While electric bicycles have taken off in the region, mixed-use and bad behaviour means cycle lanes have become more dangerous
“In addition to creating better cycling infrastructure and raising awareness of all motorised traffic, it is important that all cyclists respect the highway code,” Vias concludes.
The institute asked a representative sample of 6,000 Belgians how they get around, with a particular emphasis on cycling. It found that 69% of people in Flanders travelled by bicycle in 2019, up on 63% the year before. This makes cycling much more popular in Flanders than in Wallonia (24%) or Brussels (30%).
Flanders is also leading when it comes to the use of electric bicycles, with 22% of respondents saying they had used one last year. This is streets ahead of Brussels (8%) and Wallonia (6%).
Life in the fast lane
In Brussels, however, the use of electric steps, monowheels and other alternatives is climbing fast, from 6% in 2018 to 12% in 2019. Vias speculates that this may be one reason for a fall in public transport use in the capital, from 72% to 64%
Unsurprisingly, cars remain the dominant form of transport across the country, used by 87% of respondents in Flanders, 82% in Wallonia and 64% in Brussels.

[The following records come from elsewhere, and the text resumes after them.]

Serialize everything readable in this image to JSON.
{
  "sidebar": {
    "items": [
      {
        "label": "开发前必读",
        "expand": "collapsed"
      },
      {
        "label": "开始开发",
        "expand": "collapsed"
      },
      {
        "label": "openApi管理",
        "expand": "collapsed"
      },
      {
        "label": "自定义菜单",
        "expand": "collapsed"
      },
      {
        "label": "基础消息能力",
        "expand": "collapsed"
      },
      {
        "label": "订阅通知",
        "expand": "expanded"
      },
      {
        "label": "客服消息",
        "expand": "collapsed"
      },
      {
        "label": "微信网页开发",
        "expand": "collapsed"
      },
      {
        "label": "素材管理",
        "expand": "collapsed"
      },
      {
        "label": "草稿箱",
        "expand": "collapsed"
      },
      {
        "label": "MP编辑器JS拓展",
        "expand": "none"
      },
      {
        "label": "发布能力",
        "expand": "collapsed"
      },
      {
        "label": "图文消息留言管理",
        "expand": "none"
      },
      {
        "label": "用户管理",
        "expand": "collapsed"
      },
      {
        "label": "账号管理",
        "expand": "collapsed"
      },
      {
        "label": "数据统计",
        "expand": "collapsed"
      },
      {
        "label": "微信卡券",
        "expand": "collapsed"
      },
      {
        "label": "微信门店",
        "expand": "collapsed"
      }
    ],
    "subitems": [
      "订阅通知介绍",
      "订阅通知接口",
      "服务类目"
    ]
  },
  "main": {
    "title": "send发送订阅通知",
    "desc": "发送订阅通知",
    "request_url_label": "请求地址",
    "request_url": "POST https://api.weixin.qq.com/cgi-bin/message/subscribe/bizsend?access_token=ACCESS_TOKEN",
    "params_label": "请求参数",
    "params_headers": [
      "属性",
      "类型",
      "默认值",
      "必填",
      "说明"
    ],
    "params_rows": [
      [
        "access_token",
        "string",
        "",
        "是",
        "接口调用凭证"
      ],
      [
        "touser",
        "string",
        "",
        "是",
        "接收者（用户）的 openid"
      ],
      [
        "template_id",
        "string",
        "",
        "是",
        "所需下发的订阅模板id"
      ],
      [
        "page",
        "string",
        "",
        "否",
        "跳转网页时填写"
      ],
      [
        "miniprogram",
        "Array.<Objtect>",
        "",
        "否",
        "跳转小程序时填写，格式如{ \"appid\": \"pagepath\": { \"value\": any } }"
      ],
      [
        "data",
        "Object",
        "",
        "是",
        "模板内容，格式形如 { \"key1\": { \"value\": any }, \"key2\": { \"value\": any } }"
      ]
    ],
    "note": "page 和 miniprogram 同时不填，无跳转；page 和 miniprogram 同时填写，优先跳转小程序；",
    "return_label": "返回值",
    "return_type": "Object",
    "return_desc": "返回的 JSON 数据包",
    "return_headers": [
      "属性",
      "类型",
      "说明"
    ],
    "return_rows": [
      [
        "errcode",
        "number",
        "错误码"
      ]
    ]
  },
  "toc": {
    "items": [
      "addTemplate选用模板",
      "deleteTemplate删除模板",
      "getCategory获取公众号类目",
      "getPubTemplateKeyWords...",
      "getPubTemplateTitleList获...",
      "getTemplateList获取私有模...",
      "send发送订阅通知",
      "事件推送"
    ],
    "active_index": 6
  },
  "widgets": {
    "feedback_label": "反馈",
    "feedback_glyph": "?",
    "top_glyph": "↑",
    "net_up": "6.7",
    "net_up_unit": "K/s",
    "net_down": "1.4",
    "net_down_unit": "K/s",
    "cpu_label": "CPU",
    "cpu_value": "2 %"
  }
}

With cycle paths increasingly having to accommodate powered and unpowered bikes, Vias decided to ask about speed. A mixture of fast and slow cyclists could be dangerous, particularly since many cycle lanes are not wide enough to overtake a rider safely.
Cyclists who ride faster must certainly be careful when overtaking slower cyclists and adjust their behaviour
Half of traditional cyclists reported staying below 16km/hr on average, while most of the rest travelled at between 16 and 24km/hr. Powered cyclists are more likely to be in this upper bracket, with around three-quarters reporting speeds up to 24km/hr.
But only 6-7% of both powered and unpowered cyclists report travelling over 24km/hr. While reassured, Vias warns that cyclists must adapt to the mixture of traffic on cycle paths. “Cyclists who ride faster must certainly be extra careful when overtaking slower cyclists and adjust their behaviour,” it says.
More worrying are the risks cyclists take. Half of bike-riders said they sometimes take to the road after drinking alcohol, with 57% pedalling pickled in Flanders and 23% in Wallonia.
Another 43% admitted that they sometimes ride the wrong way down one-way cycle paths, which is illegal. And one-quarter said they ride in the dark without lights.
Photo ©Laurie Dieffembacq/BELGA